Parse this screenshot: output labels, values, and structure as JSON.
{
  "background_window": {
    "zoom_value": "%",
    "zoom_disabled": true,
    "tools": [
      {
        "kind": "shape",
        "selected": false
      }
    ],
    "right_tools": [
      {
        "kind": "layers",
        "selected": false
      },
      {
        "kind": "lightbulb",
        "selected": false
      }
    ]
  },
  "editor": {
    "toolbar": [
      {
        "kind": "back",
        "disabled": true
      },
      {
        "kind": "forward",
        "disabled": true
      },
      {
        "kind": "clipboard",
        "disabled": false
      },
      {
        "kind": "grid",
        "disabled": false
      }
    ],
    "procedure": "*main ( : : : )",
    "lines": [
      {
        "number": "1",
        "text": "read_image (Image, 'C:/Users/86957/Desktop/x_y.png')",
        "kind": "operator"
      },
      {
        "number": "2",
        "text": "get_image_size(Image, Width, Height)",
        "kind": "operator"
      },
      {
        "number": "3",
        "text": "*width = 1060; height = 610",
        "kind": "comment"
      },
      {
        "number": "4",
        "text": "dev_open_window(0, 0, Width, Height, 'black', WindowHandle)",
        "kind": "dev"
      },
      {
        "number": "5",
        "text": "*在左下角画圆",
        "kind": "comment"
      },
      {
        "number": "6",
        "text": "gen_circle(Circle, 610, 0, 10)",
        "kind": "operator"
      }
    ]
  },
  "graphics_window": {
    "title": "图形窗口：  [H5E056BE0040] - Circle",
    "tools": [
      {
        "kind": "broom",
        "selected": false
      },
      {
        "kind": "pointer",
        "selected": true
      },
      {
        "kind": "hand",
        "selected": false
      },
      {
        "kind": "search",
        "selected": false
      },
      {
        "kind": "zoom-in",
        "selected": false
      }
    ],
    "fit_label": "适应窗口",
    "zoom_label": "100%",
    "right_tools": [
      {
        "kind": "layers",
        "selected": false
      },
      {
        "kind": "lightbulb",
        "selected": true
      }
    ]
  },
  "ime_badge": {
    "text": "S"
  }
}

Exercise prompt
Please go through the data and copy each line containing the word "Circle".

Answer to this exercise
        "text": "gen_circle(Circle, 610, 0, 10)",
    "title": "图形窗口：  [H5E056BE0040] - Circle",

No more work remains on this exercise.